**Task details:**
All of the data must be output exactly, with every picture left out.

**Supplied entries:**

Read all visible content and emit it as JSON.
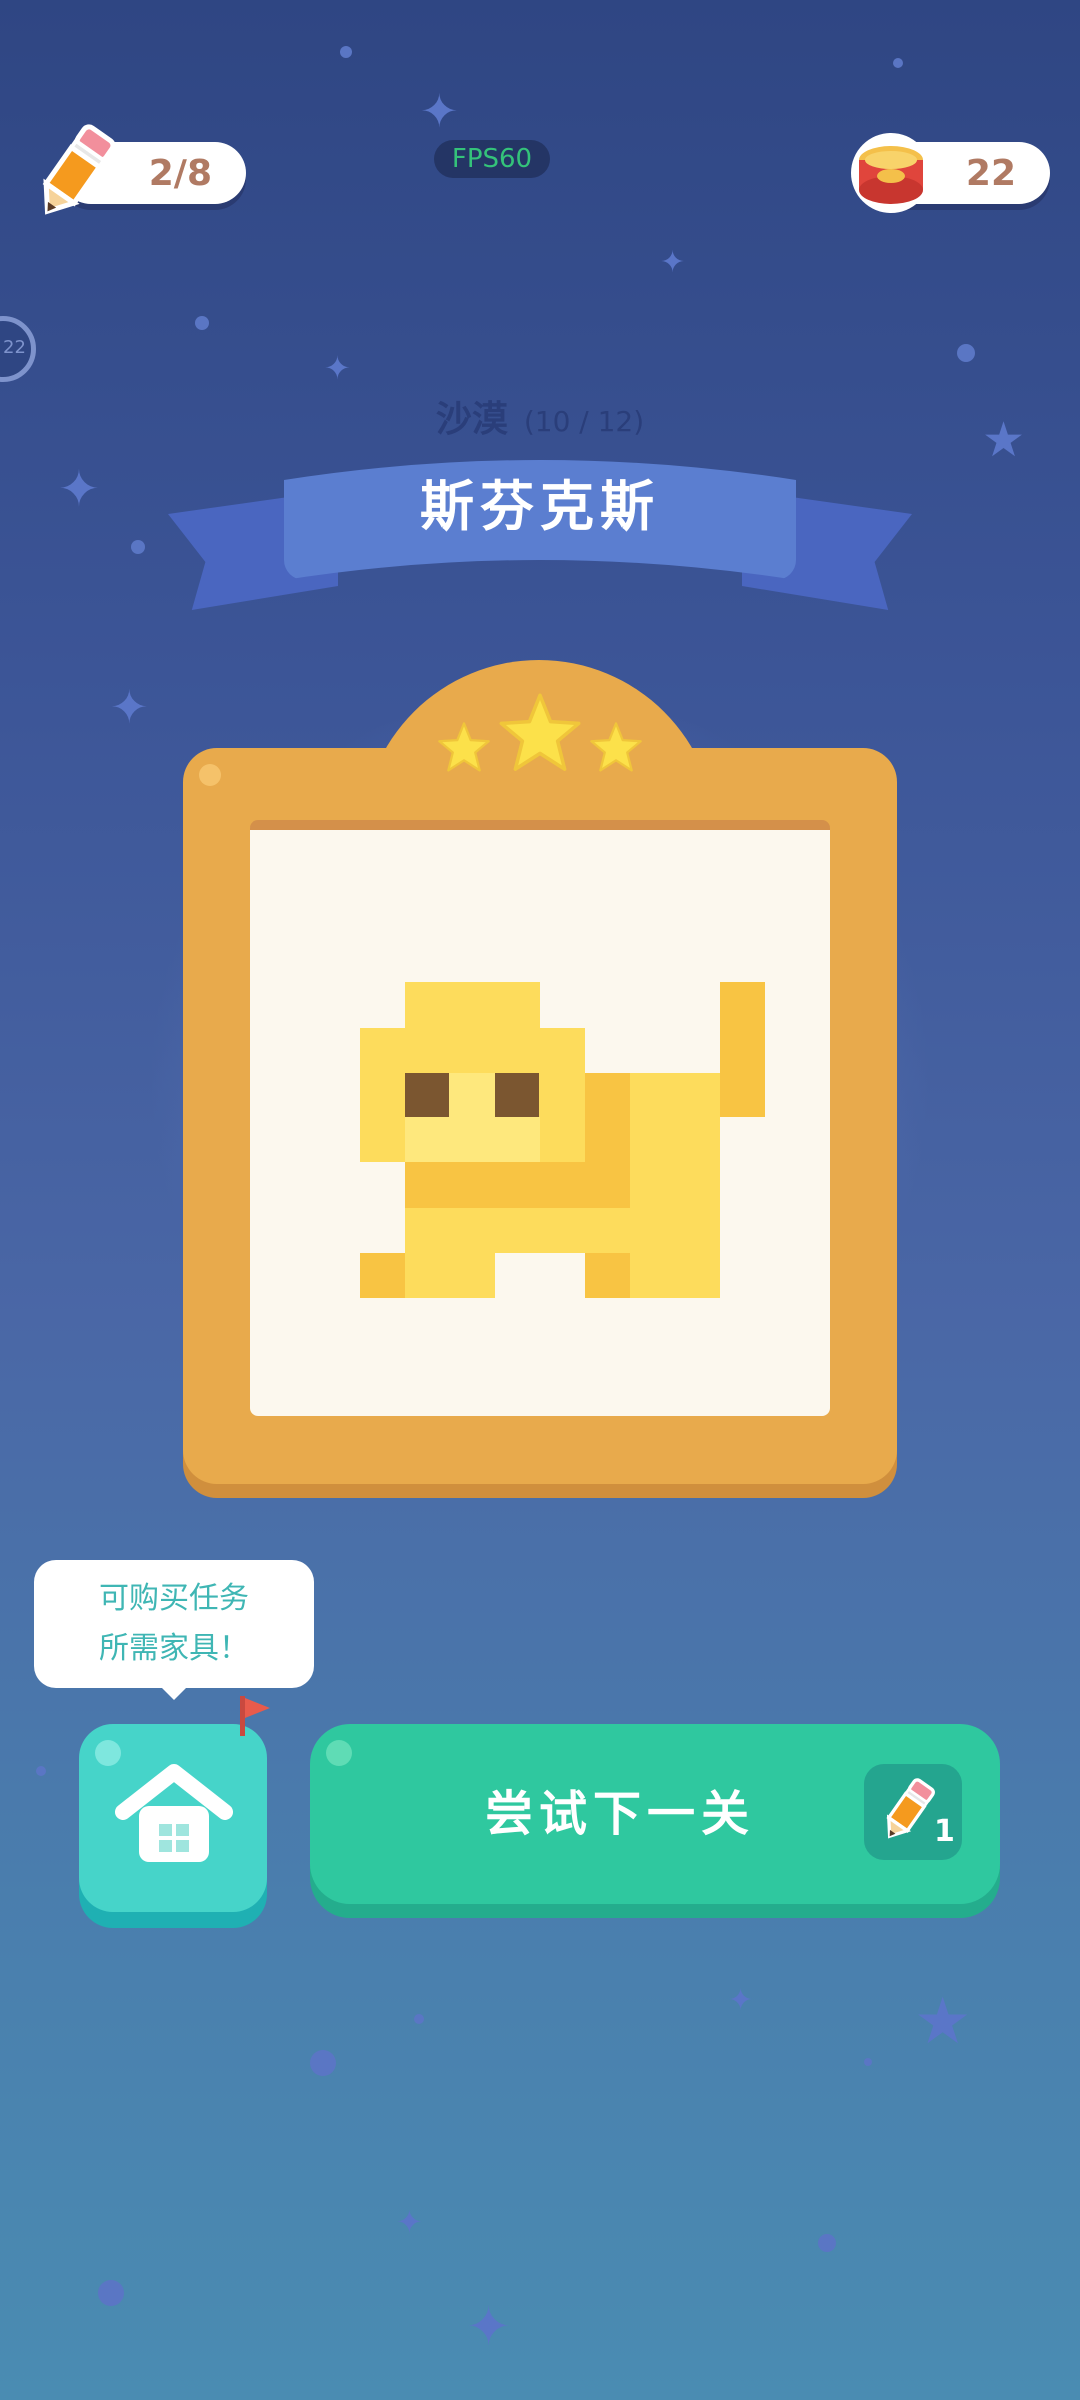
{
  "hud": {
    "pencil_count": "2/8",
    "coin_count": "22",
    "fps": "FPS60",
    "side_badge": "22"
  },
  "level": {
    "region": "沙漠",
    "progress": "(10 / 12)",
    "title": "斯芬克斯",
    "stars_earned": 3,
    "stars_total": 3
  },
  "tip_bubble": {
    "line1": "可购买任务",
    "line2": "所需家具！"
  },
  "buttons": {
    "next_label": "尝试下一关",
    "next_cost": "1"
  },
  "colors": {
    "background_top": "#2f4683",
    "background_bottom": "#4a8cb2",
    "frame": "#e8aa4c",
    "ribbon": "#5b7ed0",
    "home_button": "#46d4c9",
    "next_button": "#2fc89f",
    "pixel_light": "#fddc5c",
    "pixel_mid": "#f8c443",
    "pixel_pale": "#fee87d",
    "pixel_eye": "#7b5630"
  }
}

**Output for this exercise:**
Read all visible content and emit it as JSON.
{
  "hud": {
    "pencil_count": "2/8",
    "coin_count": "22",
    "fps": "FPS60",
    "side_badge": "22"
  },
  "level": {
    "region": "沙漠",
    "progress": "(10 / 12)",
    "title": "斯芬克斯",
    "stars_earned": 3,
    "stars_total": 3
  },
  "tip_bubble": {
    "line1": "可购买任务",
    "line2": "所需家具！"
  },
  "buttons": {
    "next_label": "尝试下一关",
    "next_cost": "1"
  },
  "colors": {
    "background_top": "#2f4683",
    "background_bottom": "#4a8cb2",
    "frame": "#e8aa4c",
    "ribbon": "#5b7ed0",
    "home_button": "#46d4c9",
    "next_button": "#2fc89f",
    "pixel_light": "#fddc5c",
    "pixel_mid": "#f8c443",
    "pixel_pale": "#fee87d",
    "pixel_eye": "#7b5630"
  }
}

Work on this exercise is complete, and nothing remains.